TASK GOAL: Within the records, tally the lines that contain "viewfinder" and reply with that number only.

SUPPLIED MATERIAL:
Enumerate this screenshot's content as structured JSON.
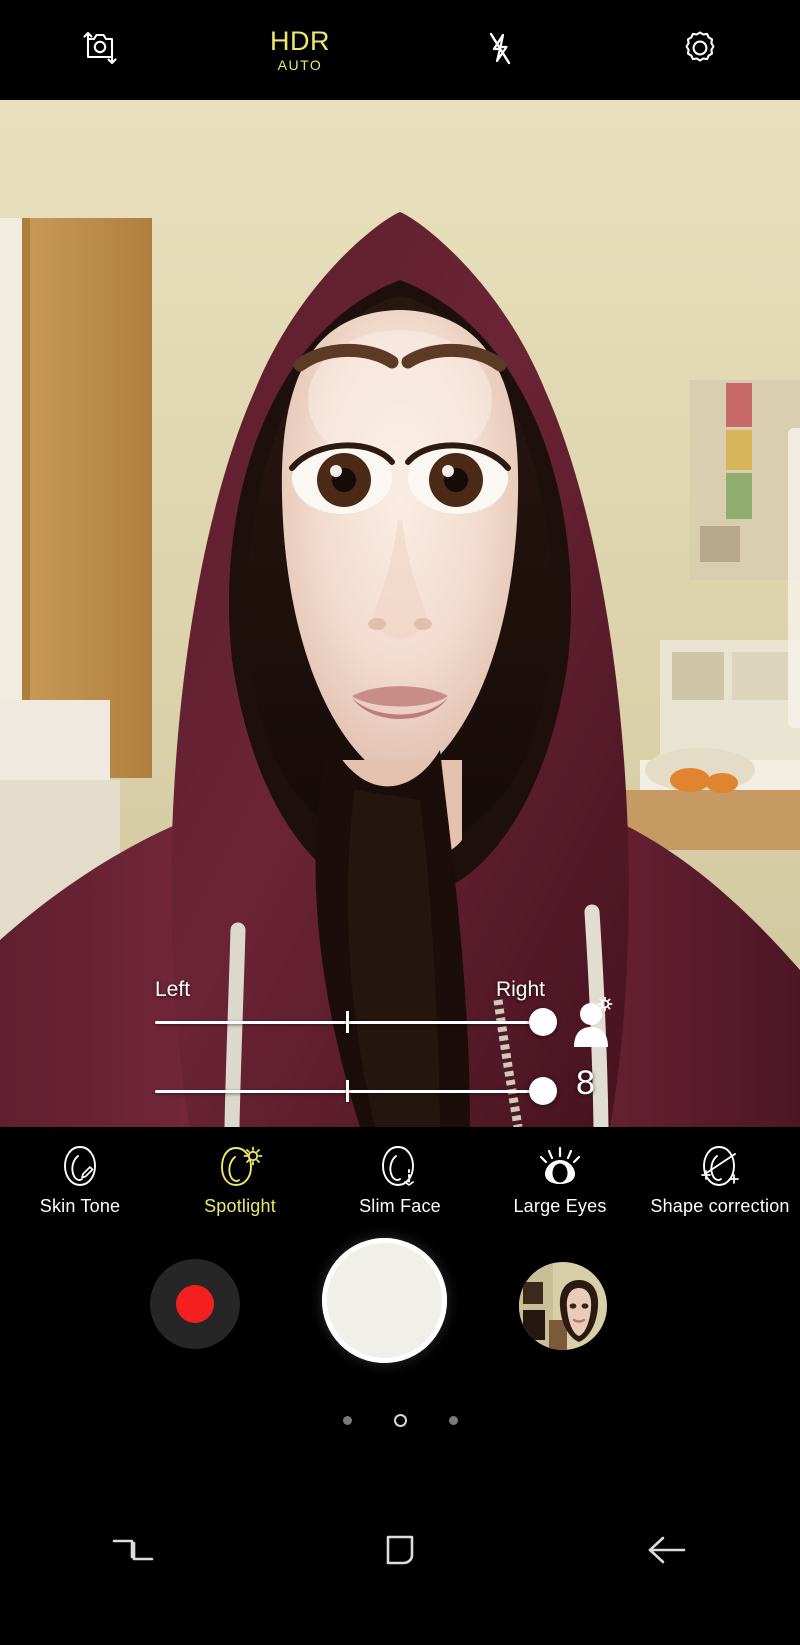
{
  "topbar": {
    "camera_switch": {
      "icon": "camera-switch-icon",
      "label": "Switch camera"
    },
    "hdr": {
      "icon": "hdr-icon",
      "main": "HDR",
      "sub": "AUTO",
      "color": "#ece96a"
    },
    "flash": {
      "icon": "flash-off-icon",
      "label": "Flash off"
    },
    "settings": {
      "icon": "gear-icon",
      "label": "Settings"
    }
  },
  "viewfinder": {
    "description": "Front-facing camera selfie preview: woman wearing a maroon hooded sweatshirt with white drawstrings, long dark brown hair, against a cream-yellow wall with a wooden door on the left and shelving on the right",
    "scroll_handle": "viewfinder-edge-handle"
  },
  "spotlight_control": {
    "left_label": "Left",
    "right_label": "Right",
    "value": "8",
    "person_icon": "person-spotlight-icon",
    "sliders": [
      {
        "name": "direction",
        "position_percent": 100,
        "center_tick_percent": 49
      },
      {
        "name": "intensity",
        "position_percent": 100,
        "center_tick_percent": 49
      }
    ]
  },
  "beauty_modes": {
    "active_color": "#ece96a",
    "items": [
      {
        "label": "Skin Tone",
        "icon": "face-skin-tone-icon",
        "active": false
      },
      {
        "label": "Spotlight",
        "icon": "face-spotlight-icon",
        "active": true
      },
      {
        "label": "Slim Face",
        "icon": "face-slim-icon",
        "active": false
      },
      {
        "label": "Large Eyes",
        "icon": "eye-large-icon",
        "active": false
      },
      {
        "label": "Shape correction",
        "icon": "face-shape-correction-icon",
        "active": false
      }
    ]
  },
  "capture": {
    "record_button": {
      "icon": "record-icon",
      "label": "Record video",
      "dot_color": "#f42020"
    },
    "shutter_button": {
      "icon": "shutter-icon",
      "label": "Take picture"
    },
    "gallery_button": {
      "icon": "gallery-thumbnail-icon",
      "label": "Gallery preview"
    }
  },
  "page_dots": {
    "count": 3,
    "active_index": 1
  },
  "navbar": {
    "recents": {
      "icon": "recents-icon",
      "label": "Recents"
    },
    "home": {
      "icon": "home-icon",
      "label": "Home"
    },
    "back": {
      "icon": "back-arrow-icon",
      "label": "Back"
    }
  }
}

SOLUTION FOR THIS PROBLEM: 2